It’s easy to get caught up in the day-to-dayness of life and not head out with my camera in search of interesting photos, so I like to try to allow myself at least a few minutes every day to consider what I see when I am out and about…even if out and about is about getting to and from work…in an interesting way.

And then, it seems, I am also more ready for those shots when I come across something a little more out of the ordinary.  After spending the early part of the week in deep conversation with parents and students during parent-student-teacher conferences, I headed off to Washington D.C. for the National Writing Project Annual Meeting.  The conference is at the same time every year, but always in a different location.

When we arrived at our hotel in National Harbor, Maryland (just across the Potomac from DC), we discovered that our hotel room had a spectacular view of the river…as the sun was setting after a long day of travel.  And it’s cold here!  Seeing the gorgeous sky, a ferris wheel, and water…my friend and colleague Janis and I looked at each other, pulled on our coats and rushed outside to see if we could get closer, without any rooftop obstructions to take a few pictures before the colors in the sky dissipated.

And in spite of freezing fingertips and eyes tearing in the wind…we discovered a little sandy beach sculpture garden…with body parts protruding!

foot

And I did snap shot after shot of the sun setting behind the ferris wheel.  Here’s one of my favorites!

into the sunset

But more typically, I grab my out and about moments in my familiar setting.  I took this one the other day after school.  As I drove away from the parking lot and headed home I simply pulled off to the side of the road and tried my best to capture the colors in the sky…I think I have newly discovered that the advantage of standard time and shorter daylight hours is that I see more sunsets!

sunset after school

And out and about on the weekend, I spent time walking at the lagoon.  It’s dry and winter is approaching, so the plants are mostly shades of brown.  If you look closely you might see the freeway that runs across the lagoon to the west in this shot framed by the eucalyptus tree.

framed by eucalyptus

And sometimes shots that seem ordinary can become something more by a bit of app magic.  I played around with some filters with this one and my view of the lagoon took on a much more dramatic tone.

dramatic lagoon

What do you see when you are out and about?  What do you pass every day on your way to and from work, while you watch your child’s soccer (or football or dance…) practice, as you walk the dog or head out for a jog?

You can post your photo alone or along with some words: commentary, a story, a poem…maybe even a song! I love to study the photographs that others’ take and think about how I can use a technique, an angle, or their inspiration to try something new in my own photography. (I love a great mentor text…or mentor photo, in this case!)

I share my photography and writing on social media. You can find me on Instagram and Twitter using @kd0602. If you share your photos and writing on social media too, please let me know so I can follow and see what you are doing. To help our Weekly Photo community find each other, use the hashtag #outandabout for this week and include @nwpianthology in your post.

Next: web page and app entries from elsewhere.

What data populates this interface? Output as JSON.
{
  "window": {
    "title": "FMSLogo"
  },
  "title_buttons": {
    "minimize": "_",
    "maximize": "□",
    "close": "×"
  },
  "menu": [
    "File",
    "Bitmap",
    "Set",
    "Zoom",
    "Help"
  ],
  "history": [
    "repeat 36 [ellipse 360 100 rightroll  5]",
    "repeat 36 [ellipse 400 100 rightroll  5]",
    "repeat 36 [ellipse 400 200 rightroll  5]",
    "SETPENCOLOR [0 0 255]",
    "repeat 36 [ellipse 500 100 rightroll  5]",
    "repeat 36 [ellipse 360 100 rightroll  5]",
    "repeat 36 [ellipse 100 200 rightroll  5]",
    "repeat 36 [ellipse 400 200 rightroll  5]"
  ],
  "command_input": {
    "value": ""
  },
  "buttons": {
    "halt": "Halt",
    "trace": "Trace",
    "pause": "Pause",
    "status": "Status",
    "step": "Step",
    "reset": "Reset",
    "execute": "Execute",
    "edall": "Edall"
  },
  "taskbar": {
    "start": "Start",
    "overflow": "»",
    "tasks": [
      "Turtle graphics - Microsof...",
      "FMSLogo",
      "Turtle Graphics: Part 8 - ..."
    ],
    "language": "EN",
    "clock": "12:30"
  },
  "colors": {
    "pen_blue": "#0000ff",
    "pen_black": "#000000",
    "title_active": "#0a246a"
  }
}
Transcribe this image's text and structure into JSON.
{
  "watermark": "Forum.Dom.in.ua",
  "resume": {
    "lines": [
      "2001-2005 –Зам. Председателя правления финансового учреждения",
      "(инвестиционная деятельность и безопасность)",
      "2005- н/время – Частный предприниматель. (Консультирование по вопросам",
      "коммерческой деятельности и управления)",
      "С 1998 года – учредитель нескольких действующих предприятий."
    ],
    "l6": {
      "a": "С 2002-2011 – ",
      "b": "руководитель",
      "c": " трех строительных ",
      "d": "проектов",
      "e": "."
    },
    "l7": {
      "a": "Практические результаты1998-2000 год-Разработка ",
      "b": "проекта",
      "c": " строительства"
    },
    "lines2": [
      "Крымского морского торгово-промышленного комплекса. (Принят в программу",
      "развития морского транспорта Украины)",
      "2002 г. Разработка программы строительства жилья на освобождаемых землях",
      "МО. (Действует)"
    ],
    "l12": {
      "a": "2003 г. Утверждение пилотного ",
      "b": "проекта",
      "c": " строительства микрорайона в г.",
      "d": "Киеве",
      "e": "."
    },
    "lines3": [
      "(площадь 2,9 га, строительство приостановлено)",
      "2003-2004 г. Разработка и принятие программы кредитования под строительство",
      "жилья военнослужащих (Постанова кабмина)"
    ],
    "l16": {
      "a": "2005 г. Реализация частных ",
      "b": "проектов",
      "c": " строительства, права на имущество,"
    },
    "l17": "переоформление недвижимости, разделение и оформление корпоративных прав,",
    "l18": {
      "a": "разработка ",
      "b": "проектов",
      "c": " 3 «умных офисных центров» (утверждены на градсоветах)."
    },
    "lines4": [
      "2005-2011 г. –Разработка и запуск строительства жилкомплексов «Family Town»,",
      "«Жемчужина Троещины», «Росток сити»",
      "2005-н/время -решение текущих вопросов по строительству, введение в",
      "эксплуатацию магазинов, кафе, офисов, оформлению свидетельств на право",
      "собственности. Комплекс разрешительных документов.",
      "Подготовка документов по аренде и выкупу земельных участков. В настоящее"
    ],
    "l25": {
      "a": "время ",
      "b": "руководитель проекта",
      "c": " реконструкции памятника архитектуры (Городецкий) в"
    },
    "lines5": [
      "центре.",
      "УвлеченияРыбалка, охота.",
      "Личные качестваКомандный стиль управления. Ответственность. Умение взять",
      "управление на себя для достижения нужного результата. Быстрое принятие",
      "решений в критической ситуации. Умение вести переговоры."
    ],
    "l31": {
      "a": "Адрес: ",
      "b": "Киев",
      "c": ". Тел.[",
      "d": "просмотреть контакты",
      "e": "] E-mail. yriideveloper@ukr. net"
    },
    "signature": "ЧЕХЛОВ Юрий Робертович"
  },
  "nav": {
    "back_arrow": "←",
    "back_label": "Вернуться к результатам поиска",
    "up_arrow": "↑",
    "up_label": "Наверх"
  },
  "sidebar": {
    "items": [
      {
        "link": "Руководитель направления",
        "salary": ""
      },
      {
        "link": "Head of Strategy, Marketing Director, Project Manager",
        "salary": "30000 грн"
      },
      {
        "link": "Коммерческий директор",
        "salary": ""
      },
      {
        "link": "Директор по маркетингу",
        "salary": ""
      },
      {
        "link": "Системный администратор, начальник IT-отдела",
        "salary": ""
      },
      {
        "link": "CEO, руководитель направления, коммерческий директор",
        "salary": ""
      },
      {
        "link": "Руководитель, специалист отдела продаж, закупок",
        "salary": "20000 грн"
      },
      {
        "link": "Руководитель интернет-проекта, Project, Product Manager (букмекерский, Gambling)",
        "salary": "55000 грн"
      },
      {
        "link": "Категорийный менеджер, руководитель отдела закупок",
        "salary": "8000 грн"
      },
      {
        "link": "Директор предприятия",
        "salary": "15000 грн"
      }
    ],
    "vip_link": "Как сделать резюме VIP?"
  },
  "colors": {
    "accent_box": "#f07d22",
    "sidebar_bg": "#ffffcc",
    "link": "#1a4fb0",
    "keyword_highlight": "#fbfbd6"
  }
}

Squeeze in some time for a few photos while you are out and about this week.  I can’t wait to see what out and about looks like through your lens!